Ireland has a great biodiversity of fungi but how have the Irish referred to puffballs, stinkhorns and the like over the centuries?
The Irish phrase for mushroom is fás-aon-oíche, meaning that it grows overnight. Interestingly the phrase is also used in relation to city suburbs springing up quickly. Have a listen. Plenty folklore here.
I came upon these growing under a small tree near the Dungarvan bypass, a few kilometres from me. It was a lovely day for a walk.

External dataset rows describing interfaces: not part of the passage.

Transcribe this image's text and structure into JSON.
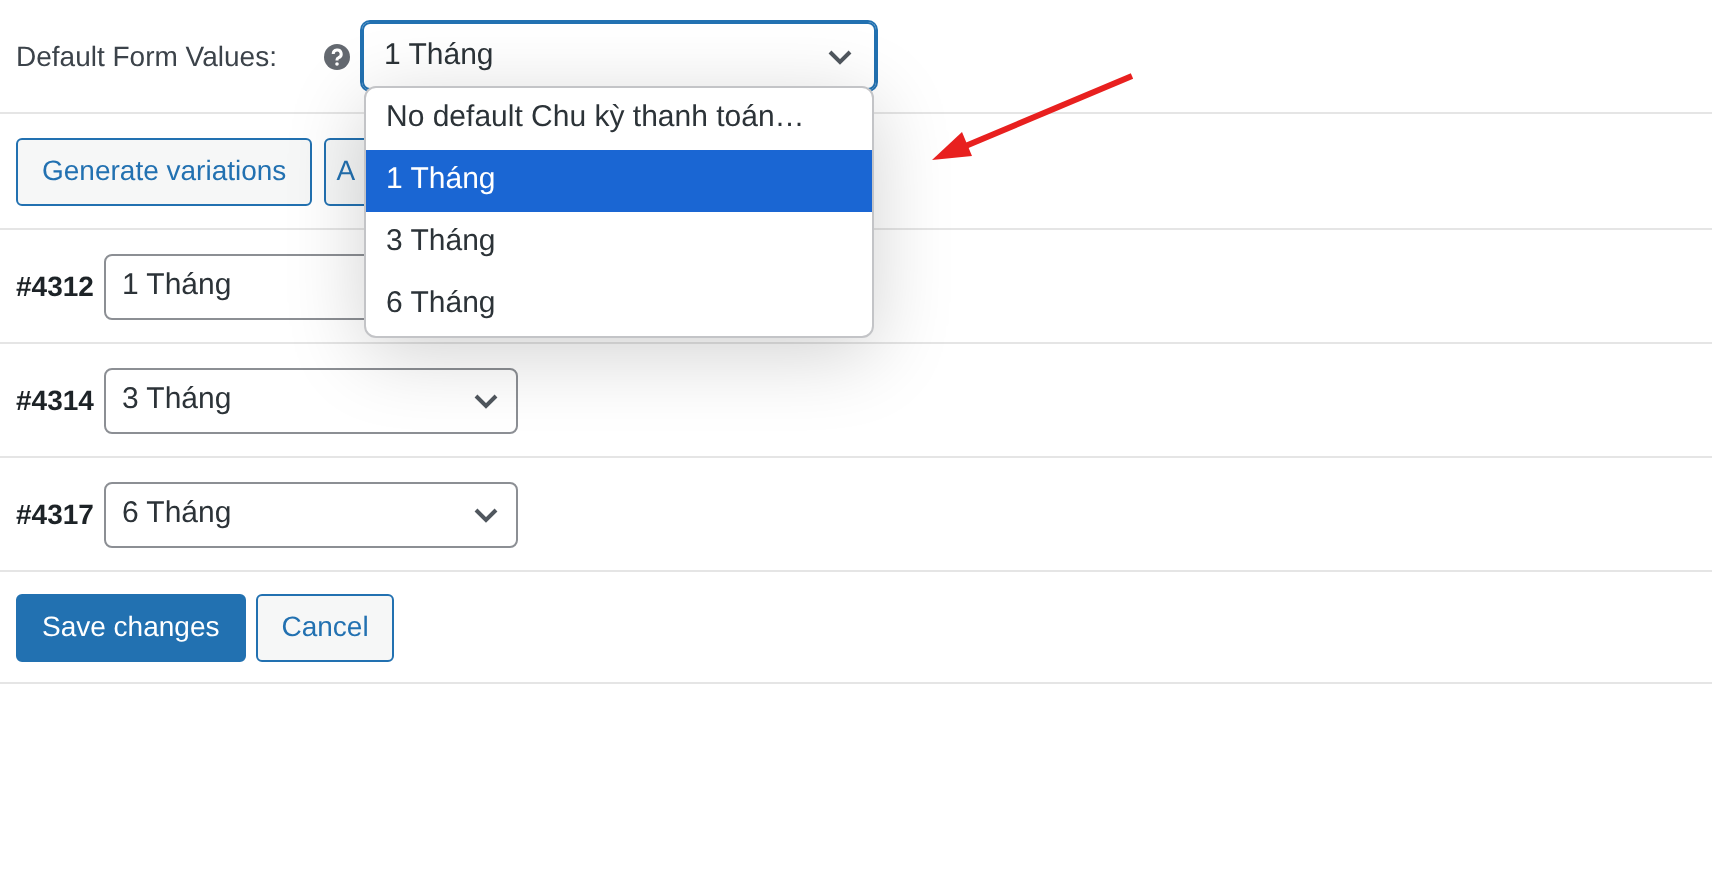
{
  "default_form_values": {
    "label": "Default Form Values:",
    "value": "1 Tháng",
    "dropdown": [
      {
        "label": "No default Chu kỳ thanh toán…",
        "selected": false
      },
      {
        "label": "1 Tháng",
        "selected": true
      },
      {
        "label": "3 Tháng",
        "selected": false
      },
      {
        "label": "6 Tháng",
        "selected": false
      }
    ]
  },
  "actions": [
    "Generate variations",
    "A"
  ],
  "variations": [
    {
      "id": "#4312",
      "value": "1 Tháng"
    },
    {
      "id": "#4314",
      "value": "3 Tháng"
    },
    {
      "id": "#4317",
      "value": "6 Tháng"
    }
  ],
  "buttons": [
    {
      "label": "Save changes",
      "kind": "primary"
    },
    {
      "label": "Cancel",
      "kind": "secondary"
    }
  ]
}
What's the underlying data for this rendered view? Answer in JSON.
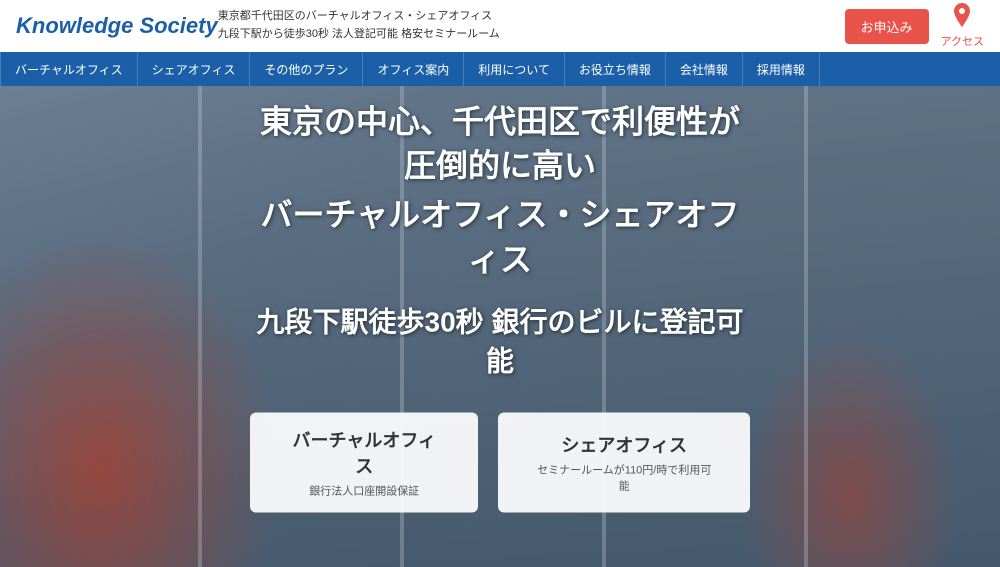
{
  "header": {
    "logo": "Knowledge Society",
    "tagline_line1": "東京都千代田区のバーチャルオフィス・シェアオフィス",
    "tagline_line2": "九段下駅から徒歩30秒 法人登記可能 格安セミナールーム",
    "apply_button": "お申込み",
    "access_button": "アクセス"
  },
  "nav": {
    "items": [
      "バーチャルオフィス",
      "シェアオフィス",
      "その他のプラン",
      "オフィス案内",
      "利用について",
      "お役立ち情報",
      "会社情報",
      "採用情報"
    ]
  },
  "hero": {
    "title_line1": "東京の中心、千代田区で利便性が圧倒的に高い",
    "title_line2": "バーチャルオフィス・シェアオフィス",
    "title_line3": "九段下駅徒歩30秒 銀行のビルに登記可能",
    "btn_virtual_label": "バーチャルオフィス",
    "btn_virtual_sub": "銀行法人口座開設保証",
    "btn_share_label": "シェアオフィス",
    "btn_share_sub": "セミナールームが110円/時で利用可能"
  }
}
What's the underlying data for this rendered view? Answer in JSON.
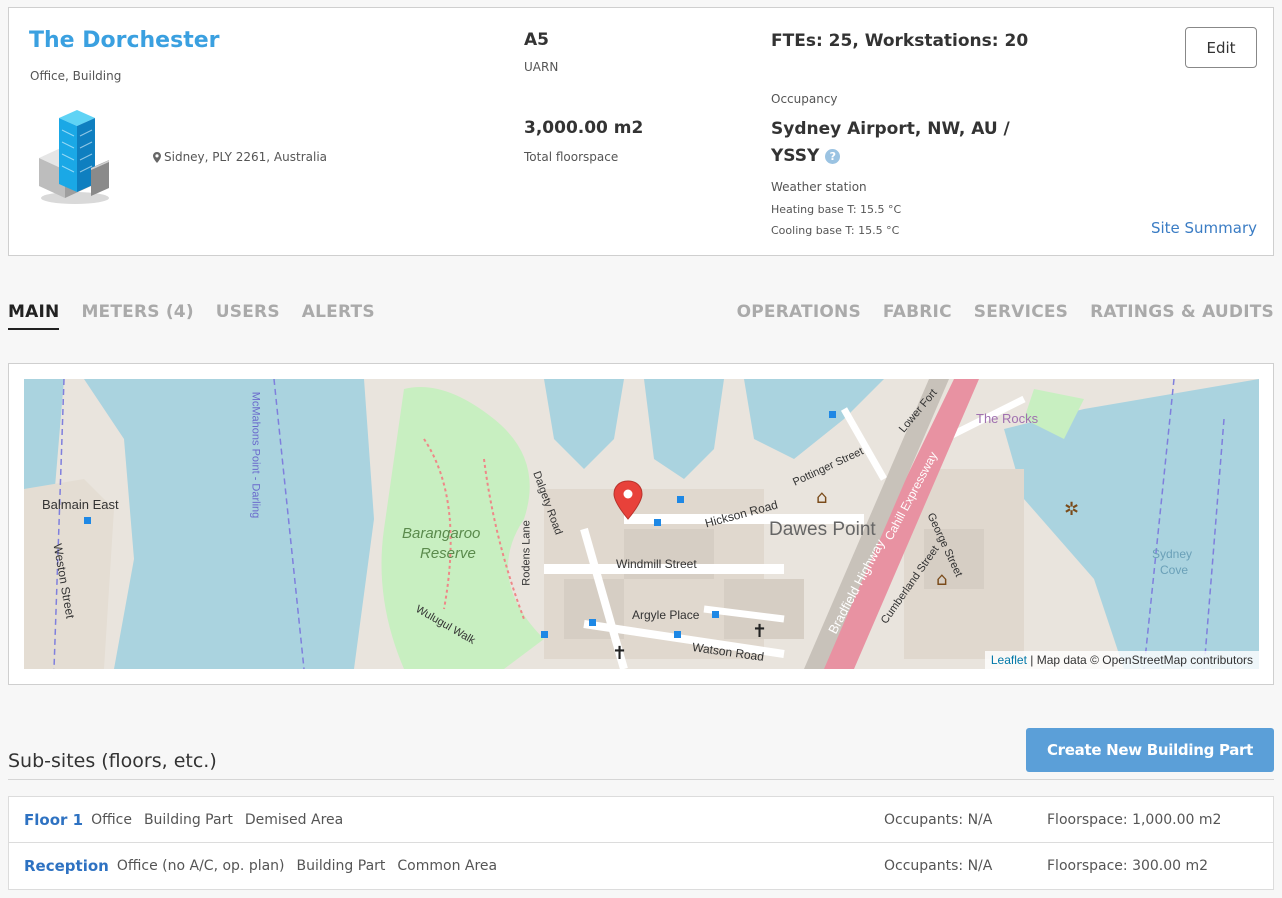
{
  "site": {
    "name": "The Dorchester",
    "type": "Office, Building",
    "location": "Sidney, PLY 2261, Australia",
    "uarn_value": "A5",
    "uarn_label": "UARN",
    "floorspace_value": "3,000.00 m2",
    "floorspace_label": "Total floorspace",
    "occupancy_value": "FTEs: 25, Workstations: 20",
    "occupancy_label": "Occupancy",
    "weather_station_value": "Sydney Airport, NW, AU / YSSY",
    "weather_station_label": "Weather station",
    "heating_base": "Heating base T: 15.5 °C",
    "cooling_base": "Cooling base T: 15.5 °C",
    "edit_label": "Edit",
    "summary_link": "Site Summary",
    "help_icon": "?"
  },
  "tabs": {
    "left": [
      {
        "label": "MAIN",
        "active": true
      },
      {
        "label": "METERS (4)",
        "active": false
      },
      {
        "label": "USERS",
        "active": false
      },
      {
        "label": "ALERTS",
        "active": false
      }
    ],
    "right": [
      {
        "label": "OPERATIONS"
      },
      {
        "label": "FABRIC"
      },
      {
        "label": "SERVICES"
      },
      {
        "label": "RATINGS & AUDITS"
      }
    ]
  },
  "map": {
    "labels": {
      "balmain": "Balmain East",
      "barangaroo_1": "Barangaroo",
      "barangaroo_2": "Reserve",
      "dawes": "Dawes Point",
      "windmill": "Windmill Street",
      "argyle": "Argyle Place",
      "hickson": "Hickson Road",
      "bradfield": "Bradfield Highway",
      "cahill": "Cahill Expressway",
      "rocks": "The Rocks",
      "sydney_cove_1": "Sydney",
      "sydney_cove_2": "Cove",
      "watson": "Watson Road",
      "weston": "Weston Street",
      "mcmahons": "McMahons Point - Darling",
      "george": "George Street",
      "cumberland": "Cumberland Street",
      "lower_fort": "Lower Fort",
      "pottinger": "Pottinger Street",
      "wulugul": "Wulugul Walk",
      "dalgety": "Dalgety Road",
      "rodens": "Rodens Lane"
    },
    "attribution_link": "Leaflet",
    "attribution_text": "| Map data © OpenStreetMap contributors"
  },
  "subsites": {
    "title": "Sub-sites (floors, etc.)",
    "create_label": "Create New Building Part",
    "rows": [
      {
        "name": "Floor 1",
        "tags": [
          "Office",
          "Building Part",
          "Demised Area"
        ],
        "occupants": "Occupants: N/A",
        "floorspace": "Floorspace: 1,000.00 m2"
      },
      {
        "name": "Reception",
        "tags": [
          "Office (no A/C, op. plan)",
          "Building Part",
          "Common Area"
        ],
        "occupants": "Occupants: N/A",
        "floorspace": "Floorspace: 300.00 m2"
      }
    ]
  },
  "colors": {
    "accent": "#3aa0e0",
    "link": "#3a7cc4",
    "button": "#5b9fd8",
    "water": "#aad3df",
    "park": "#c8efc1",
    "highway": "#e892a2",
    "marker": "#e8413a"
  }
}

Last Thursday I cycled the off-road Waterford Greenway with my wife. We had a fantastic day and a very tasty lunch on the way. On our return cycle, we stopped to sit on a bench strategically placed to allow us to admire the stunning view of local hills, and while we sat, I noticed some mushrooms growing in the tall grass.

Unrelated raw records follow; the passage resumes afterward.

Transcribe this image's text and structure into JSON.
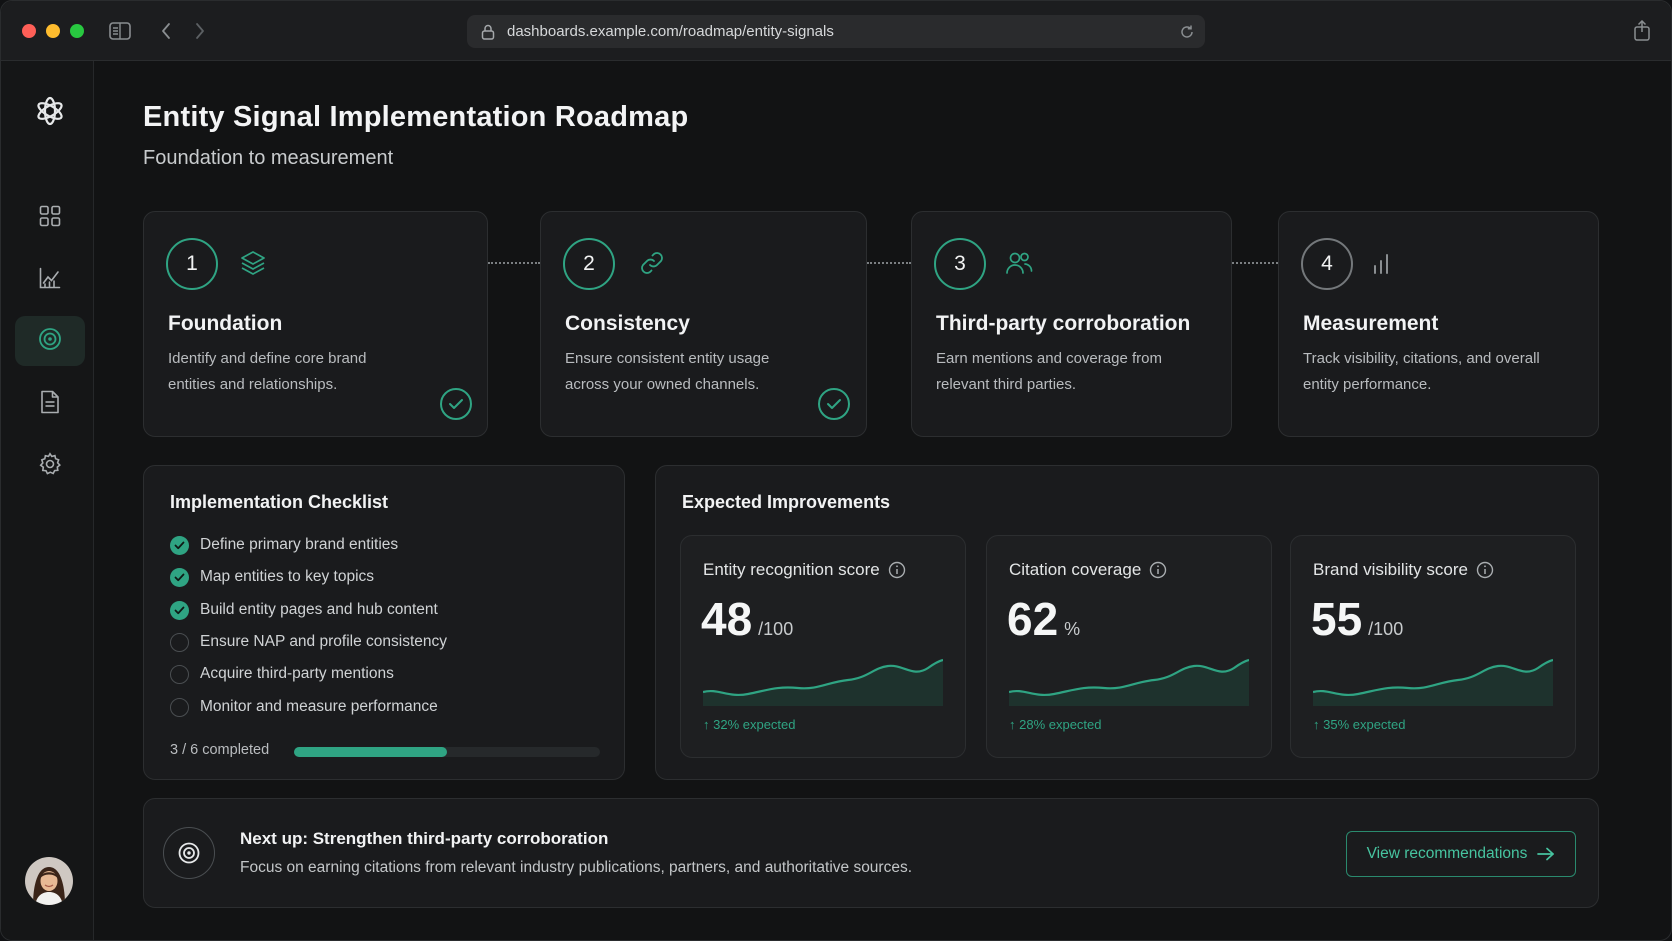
{
  "browser": {
    "url": "dashboards.example.com/roadmap/entity-signals"
  },
  "sidebar": {
    "items": [
      {
        "name": "dashboard",
        "icon": "grid-icon"
      },
      {
        "name": "analytics",
        "icon": "chart-icon"
      },
      {
        "name": "roadmap",
        "icon": "target-icon",
        "active": true
      },
      {
        "name": "documents",
        "icon": "document-icon"
      },
      {
        "name": "settings",
        "icon": "gear-icon"
      }
    ]
  },
  "page": {
    "title": "Entity Signal Implementation Roadmap",
    "subtitle": "Foundation to measurement"
  },
  "steps": [
    {
      "number": "1",
      "icon": "layers-icon",
      "title": "Foundation",
      "description": "Identify and define core brand entities and relationships.",
      "completed": true
    },
    {
      "number": "2",
      "icon": "link-icon",
      "title": "Consistency",
      "description": "Ensure consistent entity usage across your owned channels.",
      "completed": true
    },
    {
      "number": "3",
      "icon": "users-icon",
      "title": "Third-party corroboration",
      "description": "Earn mentions and coverage from relevant third parties.",
      "completed": false
    },
    {
      "number": "4",
      "icon": "bar-chart-icon",
      "title": "Measurement",
      "description": "Track visibility, citations, and overall entity performance.",
      "completed": false
    }
  ],
  "checklist": {
    "title": "Implementation Checklist",
    "items": [
      {
        "label": "Define primary brand entities",
        "done": true
      },
      {
        "label": "Map entities to key topics",
        "done": true
      },
      {
        "label": "Build entity pages and hub content",
        "done": true
      },
      {
        "label": "Ensure NAP and profile consistency",
        "done": false
      },
      {
        "label": "Acquire third-party mentions",
        "done": false
      },
      {
        "label": "Monitor and measure performance",
        "done": false
      }
    ],
    "progress_label": "3 / 6 completed",
    "progress_fraction": 0.5
  },
  "improvements": {
    "title": "Expected Improvements",
    "metrics": [
      {
        "label": "Entity recognition score",
        "value": "48",
        "unit": "/100",
        "delta": "↑ 32% expected"
      },
      {
        "label": "Citation coverage",
        "value": "62",
        "unit": "%",
        "delta": "↑ 28% expected"
      },
      {
        "label": "Brand visibility score",
        "value": "55",
        "unit": "/100",
        "delta": "↑ 35% expected"
      }
    ]
  },
  "next_up": {
    "title": "Next up: Strengthen third-party corroboration",
    "description": "Focus on earning citations from relevant industry publications, partners, and authoritative sources.",
    "button_label": "View recommendations"
  },
  "colors": {
    "accent": "#2fa483",
    "background": "#121314",
    "card": "#1a1b1d"
  }
}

Later, I put out an Instagram and Garden Tags request to help me identify this, and the results came back in double quick time.
“It’s Coprinus comatus”, says Ben.

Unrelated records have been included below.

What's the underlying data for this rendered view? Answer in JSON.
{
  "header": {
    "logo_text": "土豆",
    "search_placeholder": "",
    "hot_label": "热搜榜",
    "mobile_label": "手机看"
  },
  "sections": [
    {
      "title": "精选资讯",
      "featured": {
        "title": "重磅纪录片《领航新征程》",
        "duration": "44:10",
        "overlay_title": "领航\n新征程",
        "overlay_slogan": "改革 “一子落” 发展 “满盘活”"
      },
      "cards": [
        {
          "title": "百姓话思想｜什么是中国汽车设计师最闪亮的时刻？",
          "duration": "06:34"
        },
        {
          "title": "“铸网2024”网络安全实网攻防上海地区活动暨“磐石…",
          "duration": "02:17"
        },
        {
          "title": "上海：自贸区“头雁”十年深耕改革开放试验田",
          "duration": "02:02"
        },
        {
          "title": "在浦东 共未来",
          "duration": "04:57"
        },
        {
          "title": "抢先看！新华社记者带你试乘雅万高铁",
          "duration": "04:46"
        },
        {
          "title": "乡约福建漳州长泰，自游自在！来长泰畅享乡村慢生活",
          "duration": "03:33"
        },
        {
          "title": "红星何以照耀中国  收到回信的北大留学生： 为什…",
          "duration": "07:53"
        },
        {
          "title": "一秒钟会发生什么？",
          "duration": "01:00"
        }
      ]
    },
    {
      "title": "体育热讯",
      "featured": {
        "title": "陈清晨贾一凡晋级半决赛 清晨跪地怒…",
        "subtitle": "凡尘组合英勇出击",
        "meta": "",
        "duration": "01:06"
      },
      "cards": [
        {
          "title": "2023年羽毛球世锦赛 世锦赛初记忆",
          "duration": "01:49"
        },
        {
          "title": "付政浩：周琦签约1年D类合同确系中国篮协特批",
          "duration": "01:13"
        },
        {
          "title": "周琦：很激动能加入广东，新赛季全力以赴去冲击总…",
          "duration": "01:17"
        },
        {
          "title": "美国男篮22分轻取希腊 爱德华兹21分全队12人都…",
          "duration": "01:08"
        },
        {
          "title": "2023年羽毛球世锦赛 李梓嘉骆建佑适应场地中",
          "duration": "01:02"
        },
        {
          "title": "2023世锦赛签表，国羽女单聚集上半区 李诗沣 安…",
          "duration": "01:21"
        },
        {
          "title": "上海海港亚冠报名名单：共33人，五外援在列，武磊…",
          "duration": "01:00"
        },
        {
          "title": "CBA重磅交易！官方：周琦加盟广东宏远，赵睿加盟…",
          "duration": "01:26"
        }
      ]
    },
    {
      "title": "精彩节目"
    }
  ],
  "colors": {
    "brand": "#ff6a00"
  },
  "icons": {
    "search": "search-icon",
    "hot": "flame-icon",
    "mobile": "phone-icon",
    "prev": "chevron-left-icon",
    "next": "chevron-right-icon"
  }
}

Problem solved! Yet more information arrived via the internet wires and cables from the US, Italy and England. The common name is Shaggy Ink Cap, edible when young and fresh.
“In Italy we call them mazze di tamburo which means drum maces”, says Chantal. “When the hat is open (as in the back ones), it is cooked on the plate and then seasoned with oil and parsley.”
I was able to send some Irish language idioms back across the miles to my assistants, and I mentioned that the phrase for mushroom is “fás aon oiche”, which means one-night growth. Therefore, the circle of information is complete. The internet is now full, and is accepting no further data.
Sit with yourself: Do nothing, breathe and watch yourself.
After a while, you will feel a positive change inside.
Happy gardening, wherever you are!.
About the author: Páraig is the author of GrowWriteRepeat. He loves mushrooms and photographs of mushrooms. He also loves connecting with others far and near, but not while driving.